On a surprisingly mild, cloudless February morning, Jim Pope stands in front of a metal gate and whistles a lilting call down a long, narrow cluster of trees.
After a minute or so he spots them in the distance—two tall, gray-feathered figures darting in and out of visibility. After a few more whistles the two emus finally emerge and begin trotting in Pope’s direction, gathering speed and determination as they approach like a pair of Velociraptors.
“I originally had no interest in emus. Heard they could be real vicious,” says Pope, reaching into a sack of large feed and scattering it on the ground for the hungry birds. “But these two are relatively friendly.”
The birds are more than just a quirky curiosity of Pope’s—they’re an economic necessity. For the last five years, Jim and his wife Joan have increasingly relied on the growing trend of agritourism, the business of inviting the public onto farms for recreational enjoyment or education. The emus are just one example of the many living attractions and activities that now bring customers to Pope’s 10-acre namesake farm in Waterford, Camden County.
“It’s become very important for us,” says Pope, 55. “We’re a bit out of the way and people need a reason to drive all the way out here to see us.”
When Popes’ Gardens opened in 1992, its success was due to its plants. Pope says the farm once brought in 95 percent of its revenue from growing and selling a staggering variety of perennials and annuals, as well as a respectable number of fruits, vegetables, shrubbery, and trees.

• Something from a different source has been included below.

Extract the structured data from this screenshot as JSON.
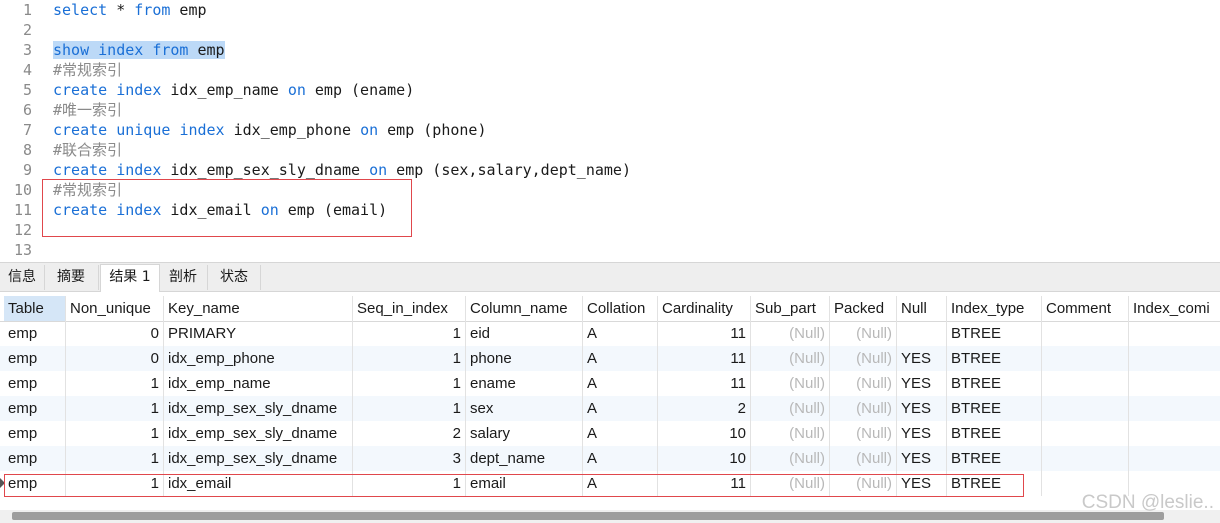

“I basically tried to grow everything that anybody would want,” says Pope, who graduated from the University of Delaware in 1978 with a degree in agriculture.
The situation started to change around 2007. That’s when Pope first began noticing the effects of a weakening economy and the toll it was taking on his business. For the first time in the garden’s history Pope says plant sales declined, adding, “it was a tap dance just trying to maintain our business.” It was then that he first started considering new ways of keeping the farm on its feet.
In the years that followed Jim and Joan added new features to their farm, and today, in addition to growing and selling plants, Popes’ offers a plethora of agritourism attractions. In the back is a yawning pasture where visitors can watch the grazing of Scottish highland cattle—furry, longhorned beasts that look like they stepped out of a prehistoric century—alpacas, Barbados black-belly sheep, chickens, pheasants, turkeys, and, of course, emus.
“I started raising these animals partly because I enjoyed it, but also because it gave the husbands something to do for 15 minutes while the wives wandered through the nursery and garden area,” says Pope. “Now a lot of people come just to see the animals. It’s a big part of our push toward agritourism.”
The Popes also raise and sell rabbits, chickens, and baby chicks, hold pony rides and horse demonstrations for children, and offer myriad classes in a wide variety of gardening techniques.
The Popes are not alone in embracing the agritourism trend. According to the 2007 Census of Agriculture—the most recently available figures—322 farms in New Jersey offered agritourism options for visitors. The census also illustrates the growing profitability of the trend, pointing out that farms providing agritourism and recreational services generated an average income of $24,276 in 2007—an increase of 236 percent from 2002.
Moreover, the New Jersey Department of Agriculture claims agritourism generates close to $60 million a year in revenue for the state’s farmers. A 2006 study conducted by the Food Policy Institute at Rutgers University found that more than one-fifth of Garden State farms offered some type of agritourism options for visitors, and that 43 percent of New Jersey’s total farmland is associated with agritourism.
According to the study, a large percentage of agritourism-centric farms derive the majority of their income from these activities, which is not surprising when one considers the declining profitability of farming in the U.S. According to census figures, only 47 percent of U.S. farms reported positive returns in 2002, and a considerably lower proportion of New Jersey farms—just 38 percent—generated revenue gains.
“Farming’s not an easy industry, and development down here in South Jersey has also forced a lot of people out of it,” says Pope. “Smaller general farms that grow field crops like corn are pretty much a thing of the past in this area.”
Nonetheless, Popes’ Gardens continues moving forward, and Jim says he hopes to offer even more educational opportunities for visitors this spring.
“Sure, I would prefer to just be selling plants again,” says Pope. “But I would also prefer to stay in business.”